CII is conducting in-depth research on technology, policy and financial issues on the ex situ side, and networking with start-ups and industry players to catalyse commercial projects and investments for enhancing the straw value chain. CII is also working towards bringing together diverse stakeholders on a regular basis to discuss relevant policy issues and engaging with Government to provide recommendations from time to time for enhancing policy reforms.
The initiative has been rolled out with multi-stakeholder partnerships channelizing the collective expertise and resources of Government, Industry, and Academia. The initiative has been implemented with technical support from Punjab Agricultural University – Ludhiana, Krishi Vigyan Kendras in Punjab and Haryana, Guru Nanak National College – Ludhiana, Punjab Pollution Control Board, and Agriculture Departments of Punjab and Haryana. Voluntary organizations such as GBDSGNS Foundation and Doctors For You also played a key role in community mobilisation and awareness building. Many industry players financially supported the initiative through CSR, including BPCL, Birlasoft, CLP India Ltd, Royal Enfield, PTC Financial Services, GAIL, Society of Indian Automobile Manufacturers (SIAM), ONGC, Renew Power, Hi-Tech Group, Rau’ Study Circle and Cummins.
Stubble burning drastically dropped in the adopted villages by 75% in 2018 in 19 villages and 93% in 2019 in 105 villages. In 2019, complete burning of straw was witnessed in only 7% area under paddy (6,728 acres) compared to over 85% area in the previous season. In the remaining 93% area under paddy, farmers adopted improved straw management practices.

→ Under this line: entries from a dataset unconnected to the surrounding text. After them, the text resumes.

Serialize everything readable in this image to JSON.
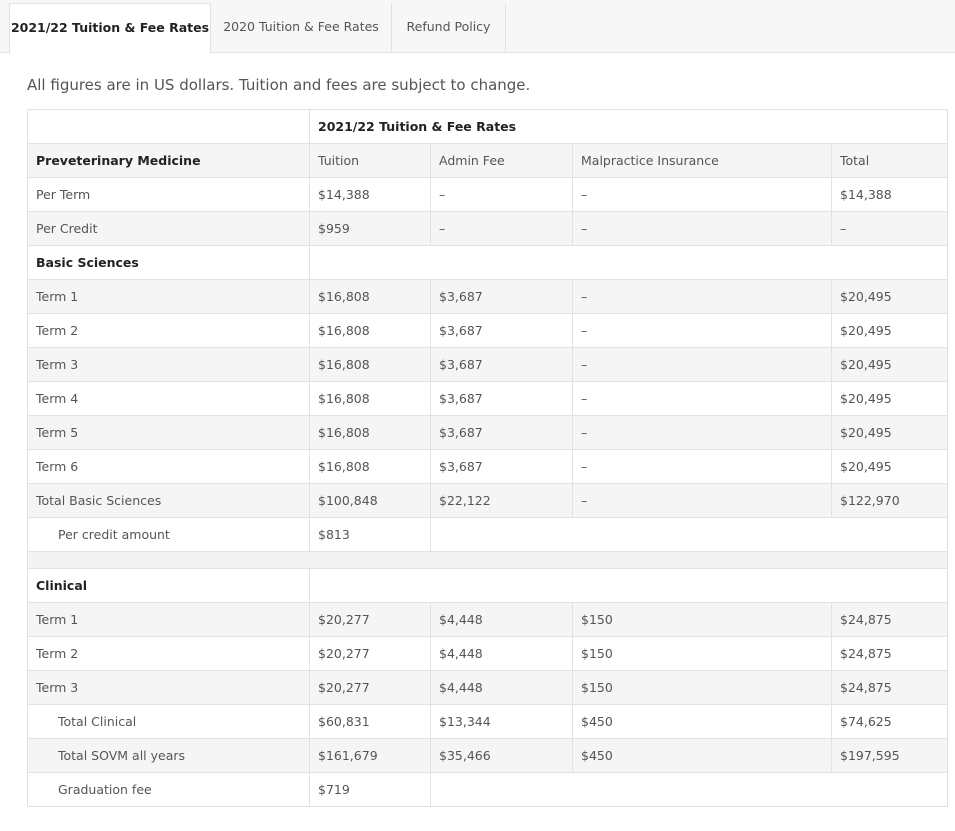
{
  "tabs": [
    {
      "label": "2021/22 Tuition & Fee Rates"
    },
    {
      "label": "2020 Tuition & Fee Rates"
    },
    {
      "label": "Refund Policy"
    }
  ],
  "note": "All figures are in US dollars. Tuition and fees are subject to change.",
  "table": {
    "caption": "2021/22 Tuition & Fee Rates",
    "preveterinary": {
      "heading": "Preveterinary Medicine",
      "cols": [
        "Tuition",
        "Admin Fee",
        "Malpractice Insurance",
        "Total"
      ],
      "rows": [
        [
          "Per Term",
          "$14,388",
          "–",
          "–",
          "$14,388"
        ],
        [
          "Per Credit",
          "$959",
          "–",
          "–",
          "–"
        ]
      ]
    },
    "basic": {
      "heading": "Basic Sciences",
      "rows": [
        [
          "Term 1",
          "$16,808",
          "$3,687",
          "–",
          "$20,495"
        ],
        [
          "Term 2",
          "$16,808",
          "$3,687",
          "–",
          "$20,495"
        ],
        [
          "Term 3",
          "$16,808",
          "$3,687",
          "–",
          "$20,495"
        ],
        [
          "Term 4",
          "$16,808",
          "$3,687",
          "–",
          "$20,495"
        ],
        [
          "Term 5",
          "$16,808",
          "$3,687",
          "–",
          "$20,495"
        ],
        [
          "Term 6",
          "$16,808",
          "$3,687",
          "–",
          "$20,495"
        ],
        [
          "Total Basic Sciences",
          "$100,848",
          "$22,122",
          "–",
          "$122,970"
        ]
      ],
      "per_credit": [
        "Per credit amount",
        "$813"
      ]
    },
    "clinical": {
      "heading": "Clinical",
      "rows": [
        [
          "Term 1",
          "$20,277",
          "$4,448",
          "$150",
          "$24,875"
        ],
        [
          "Term 2",
          "$20,277",
          "$4,448",
          "$150",
          "$24,875"
        ],
        [
          "Term 3",
          "$20,277",
          "$4,448",
          "$150",
          "$24,875"
        ]
      ],
      "total_clinical": [
        "Total Clinical",
        "$60,831",
        "$13,344",
        "$450",
        "$74,625"
      ],
      "total_sovm": [
        "Total SOVM all years",
        "$161,679",
        "$35,466",
        "$450",
        "$197,595"
      ],
      "graduation": [
        "Graduation fee",
        "$719"
      ]
    }
  }
}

25,000 tonnes and 150,000 tonnes of biomass was saved from burning and recycled back in the soil as a result of the project in 2018 and 2019 respectively, preventing a significant volume of harmful pollutants being released into the air, and adding nutrients in soil, thereby bringing a wide range of ecosystem service benefits. Irrigation requirements were reduced by 40% and time required in field preparation reduced by about a week. Incidence of the common weed Phalaris minor reduced significantly, thus reducing weedicide cost by 40-70%. In general, cost of farming reduced, and yield remained healthy. Check in stubble burning resulted in lesser air pollution locally and led to mitigation of greenhouse gas emissions. In the long term, addition of biomass in soil will lead to better nutrient immobilisation and enhance organic matter content in the soil thus enhancing the yield potential. It will also lead to enhanced carbon sequestration and reduce land degradation. (Impact Study – 2018 project and initial impact data of 2019 project).
The Way Forward
CII aims to scale up the initiative multi-fold over the next few years by involving more industry players for wider reach. In 2020-21, the programme will be expanded to more stubble burning hotspot districts. Additional sustainability interventions such as water conservation, farm biodiversity, organic farming, landscape development, etc will also be taken up to further enhance eco-restoration, and building farmers’ livelihood. Linking farmers with Carbon Markets is also being explored to establish ways to incentivize farmers in the long run for adopting alternate sustainable practices. Working in a collaborative mode, CII aims to play a catalytic role for solving the farm stubble burning problem which will be a critical step for tackling air pollution in Delhi-NCR and the country.
CII invites partnership and support from corporates for further expansion of the initiative across Punjab, Haryana, UP, and Rajasthan.
To explore partnership opportunities, please contact Chandrakant Pradhan, Lead – Climate Change Resilience, CII Foundation at firstname.lastname@example.org
The article first appeared in the August 2020 issue of CII Communique. Click here to read the full issue.